After testing the magnificent Nokia 808 PureView, I concluded that it had made my digital compact camera redundant.
Why carry two things around when you have a phone that takes arguably better photos than a standalone camera anyway?
This got me thinking: what else has the smartphone replaced and what could it replace in the near future?
With the constant development of new apps and new hardware the potential of the smartphone is limitless. Take NFC for example. It’s a feature that is still relatively new to the market, and whose uses are still being explored.
It won’t happen today, and probably not tomorrow either, but eventually we could find ourselves living with less clutter and a single super device that serves all of our daily needs.
Would this be a good thing? If you a lost a smartphone that you are overly dependent on then it could spell disaster. History shows, though, that you cannot stop the relentless march of technology.

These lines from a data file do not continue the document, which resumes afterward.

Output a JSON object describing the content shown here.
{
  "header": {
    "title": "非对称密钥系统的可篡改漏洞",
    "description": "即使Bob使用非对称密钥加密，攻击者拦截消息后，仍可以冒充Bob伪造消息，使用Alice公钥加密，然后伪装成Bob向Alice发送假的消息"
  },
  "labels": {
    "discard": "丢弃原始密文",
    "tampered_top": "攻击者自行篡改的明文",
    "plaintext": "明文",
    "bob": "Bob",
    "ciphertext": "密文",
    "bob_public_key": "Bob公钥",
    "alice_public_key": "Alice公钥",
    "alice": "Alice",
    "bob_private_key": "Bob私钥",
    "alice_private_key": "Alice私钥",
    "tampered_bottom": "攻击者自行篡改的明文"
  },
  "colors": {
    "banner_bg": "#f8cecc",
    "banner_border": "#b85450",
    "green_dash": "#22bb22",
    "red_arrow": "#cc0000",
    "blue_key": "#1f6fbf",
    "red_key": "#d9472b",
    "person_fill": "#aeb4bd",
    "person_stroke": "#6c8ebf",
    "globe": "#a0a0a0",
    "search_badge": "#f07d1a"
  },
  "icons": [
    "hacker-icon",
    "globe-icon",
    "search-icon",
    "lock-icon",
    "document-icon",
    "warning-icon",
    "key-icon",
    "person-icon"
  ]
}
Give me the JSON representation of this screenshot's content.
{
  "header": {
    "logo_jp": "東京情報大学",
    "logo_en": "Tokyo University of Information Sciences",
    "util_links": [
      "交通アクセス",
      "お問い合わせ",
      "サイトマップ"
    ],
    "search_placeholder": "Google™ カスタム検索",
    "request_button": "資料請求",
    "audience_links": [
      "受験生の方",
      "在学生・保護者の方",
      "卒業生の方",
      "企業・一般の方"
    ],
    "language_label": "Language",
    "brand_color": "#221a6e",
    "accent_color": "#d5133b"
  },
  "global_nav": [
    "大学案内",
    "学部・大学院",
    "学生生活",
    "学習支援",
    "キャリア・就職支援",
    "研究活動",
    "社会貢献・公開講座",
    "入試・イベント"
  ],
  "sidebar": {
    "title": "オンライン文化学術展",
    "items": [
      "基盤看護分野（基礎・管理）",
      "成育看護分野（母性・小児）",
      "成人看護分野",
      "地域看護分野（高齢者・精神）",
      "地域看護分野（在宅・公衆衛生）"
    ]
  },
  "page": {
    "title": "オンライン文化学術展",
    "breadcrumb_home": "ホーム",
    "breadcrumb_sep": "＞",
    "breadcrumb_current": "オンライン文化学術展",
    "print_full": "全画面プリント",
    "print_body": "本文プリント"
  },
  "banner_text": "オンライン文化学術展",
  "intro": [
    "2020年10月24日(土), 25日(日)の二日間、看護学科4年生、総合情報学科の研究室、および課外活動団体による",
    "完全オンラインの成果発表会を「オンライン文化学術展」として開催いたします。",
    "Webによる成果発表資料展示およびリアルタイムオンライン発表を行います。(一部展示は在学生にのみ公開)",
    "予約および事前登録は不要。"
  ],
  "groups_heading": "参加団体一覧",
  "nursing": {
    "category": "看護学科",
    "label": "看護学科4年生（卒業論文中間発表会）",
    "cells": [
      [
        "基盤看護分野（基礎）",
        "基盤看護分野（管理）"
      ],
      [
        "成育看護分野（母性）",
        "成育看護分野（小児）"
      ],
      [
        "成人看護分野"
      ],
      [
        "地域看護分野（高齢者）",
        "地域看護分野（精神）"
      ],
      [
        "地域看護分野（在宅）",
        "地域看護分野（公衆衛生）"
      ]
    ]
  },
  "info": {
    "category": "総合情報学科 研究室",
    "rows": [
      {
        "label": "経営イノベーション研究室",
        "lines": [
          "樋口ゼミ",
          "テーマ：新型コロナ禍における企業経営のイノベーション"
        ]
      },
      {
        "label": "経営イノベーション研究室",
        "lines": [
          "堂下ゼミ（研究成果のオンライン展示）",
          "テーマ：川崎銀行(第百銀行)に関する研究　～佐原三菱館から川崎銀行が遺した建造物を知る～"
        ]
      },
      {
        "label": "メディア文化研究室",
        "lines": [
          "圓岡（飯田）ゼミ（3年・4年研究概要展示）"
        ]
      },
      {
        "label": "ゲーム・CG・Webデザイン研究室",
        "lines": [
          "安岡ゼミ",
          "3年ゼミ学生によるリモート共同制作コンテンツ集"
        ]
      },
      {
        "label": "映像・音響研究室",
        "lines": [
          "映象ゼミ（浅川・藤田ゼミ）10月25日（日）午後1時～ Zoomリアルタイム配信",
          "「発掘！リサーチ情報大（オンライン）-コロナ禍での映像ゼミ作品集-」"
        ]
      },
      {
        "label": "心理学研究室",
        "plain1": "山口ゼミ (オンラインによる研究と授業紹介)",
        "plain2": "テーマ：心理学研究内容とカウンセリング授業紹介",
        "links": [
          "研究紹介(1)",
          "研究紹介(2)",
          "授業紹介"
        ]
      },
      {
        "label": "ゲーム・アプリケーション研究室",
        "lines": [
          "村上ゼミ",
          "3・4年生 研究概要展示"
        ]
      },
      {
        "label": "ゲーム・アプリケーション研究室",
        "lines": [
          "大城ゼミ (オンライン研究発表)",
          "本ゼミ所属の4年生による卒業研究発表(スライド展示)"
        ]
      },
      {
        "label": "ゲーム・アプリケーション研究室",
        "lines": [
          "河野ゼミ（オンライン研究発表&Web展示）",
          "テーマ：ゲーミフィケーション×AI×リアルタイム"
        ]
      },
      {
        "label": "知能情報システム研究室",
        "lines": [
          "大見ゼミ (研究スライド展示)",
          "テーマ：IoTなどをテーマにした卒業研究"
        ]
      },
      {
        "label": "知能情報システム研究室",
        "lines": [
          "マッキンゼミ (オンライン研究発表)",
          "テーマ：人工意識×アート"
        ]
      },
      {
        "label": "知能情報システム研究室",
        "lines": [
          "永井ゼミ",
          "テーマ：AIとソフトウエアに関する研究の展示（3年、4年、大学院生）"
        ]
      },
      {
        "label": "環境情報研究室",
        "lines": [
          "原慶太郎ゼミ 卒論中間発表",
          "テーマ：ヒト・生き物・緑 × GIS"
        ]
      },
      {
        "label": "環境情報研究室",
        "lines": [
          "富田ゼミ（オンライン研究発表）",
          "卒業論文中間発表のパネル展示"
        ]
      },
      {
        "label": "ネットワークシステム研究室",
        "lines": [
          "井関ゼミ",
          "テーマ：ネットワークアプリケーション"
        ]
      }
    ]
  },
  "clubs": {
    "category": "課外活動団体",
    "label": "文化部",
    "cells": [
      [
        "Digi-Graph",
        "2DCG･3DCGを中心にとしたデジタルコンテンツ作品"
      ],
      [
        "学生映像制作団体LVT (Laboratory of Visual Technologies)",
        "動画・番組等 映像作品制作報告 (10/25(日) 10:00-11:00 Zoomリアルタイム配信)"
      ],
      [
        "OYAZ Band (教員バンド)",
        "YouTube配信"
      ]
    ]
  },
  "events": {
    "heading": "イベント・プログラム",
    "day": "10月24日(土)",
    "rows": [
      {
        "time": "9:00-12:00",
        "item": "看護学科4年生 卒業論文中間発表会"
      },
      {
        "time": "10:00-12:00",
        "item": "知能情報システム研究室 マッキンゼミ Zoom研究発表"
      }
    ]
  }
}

So, here are 10 common household items that have been replaced already by the smartphone or, potentially, could be replaced by them in the future.
The home phone
Let’s start with the obvious. I haven’t had a landline connected to my house for a few years now, and even then I only needed it for a broadband connection.
Increasingly, everyone was calling me on my mobile phone and if the home phone rang, then I could be sure that it was a marketing call. The installation of cable broadband meant I could say goodbye to my home phone forever.
Growing up, asking someone if they had a home phone number was tantamount to asking them if they had an indoor toilet. Now, strangely, not having a landline is also a sign of progress.
Stereo player & CDS
This will never be case for music fans that insist vinyl is superior to digital, but my smartphone is now my principle music player. It’s certainly true when I am commuting or travelling, but increasingly so at home also.
Play To is a fantastic way of playing music from your Lumia to any DLNA-enabled device. Plus, who needs a large CD collection when you have Mix Radio?
Remember your embarrassment as your parents showed your friends your childhood photos?
The dawn of digital photography has largely banished the glossy photo albums into the dustbin of history, but that doesn’t mean you are safe just yet; the photo albums stored on a phone have merely replaced them.
The advantages are legion. You don’t have to worry about taking up lots of shelf space and the number of images you can save and edit is practically limitless. Who needs a magnifying glass when you can pinch the screen and zoom in?
On my coffee table are remote controls for my TV, DVD player and games console. I’m sure that some of you will have even more than three.
Wouldn’t it be great if you could operate all these multimedia appliances with your smartphone?
There are, in fact, many apps already within the Windows Phone Marketplace that transform your Lumia into a remote control for various programmes or pieces of kit.
It’s clearly possible for your smartphone to replace all your remote controls but that’s not the same as saying it’s going to happen.
The cashless society has been spoken about for many years, but has yet to really materialise. Could it be the smartphone that finally ushers in the digital wallet?
Banks have already started exploring NFC for contactless payments and new apps and services are making it easier all the time to buy and pay for things through our phones.
I think this would make life more convenient, but it would be tough to let go of handling crisp, new banknotes!
A former staple of everyone’s festive gift list, the calendar now only exists as an app on my smartphone.
I see the appeal of having a calendar with nice photos displayed on a wall, but it can’t compete with the ability to add alerts, synchronise across multiple devices, create invites and all the other things that a good calendar app can do.
This one might take a greater leap of imagination.
If there are three things you’ll always carry with you when leaving the house, it’s your house keys, smartphone and wallet, right? I just think it would make life easier if you only needed to carry one item.
If we are prepared to pay for things with our smartphones – trusting it with our hard earned cash – then I don’t see why using our smartphones to lock and open our front doors would be so frightening.
I’ll be the first thing to say that I don’t know how, technically, it would work; perhaps using NFC or through an app with facial recognition software. If we’ve put man on the moon…
Is anyone going to seriously argue that they prefer carrying around a standalone calculator?
OK, if you’re an accountant, then you’re exempt but for everyone else the smartphone will do just fine.
Isn’t the smartphone, with all our contacts, photos and calendar appointments just as crucial to our identities as our passports?
I am envisaging some kind of digital fingerprint with your crucial details being stored on your smartphone and then easily read whenever you pass through an airport. Obviously, this file can be transferred every time you get a new device.
Far-fetched? Perhaps. A security risk? Maybe? Modern passports though are merely booklets with all the information stored on a chip as well.
I have a confession to make: I am a hoarder. I have utility bills and miscellaneous paper work going back years and years. I still have instruction manuals for things I threw out a long time ago.
Thanks to the advent of PDFs, digital storage and cloud services such as SkyDrive, I can now start to tidy up a little. The smartphone has made accessing these files easier and faster and I can do it whenever and wherever I am.
Am I putting more weight on the smartphone than it can bear, or do you think it can help replace many other things in our daily lives?
Image credits: JD Hancock, redjar, empirical_perception and jma.work.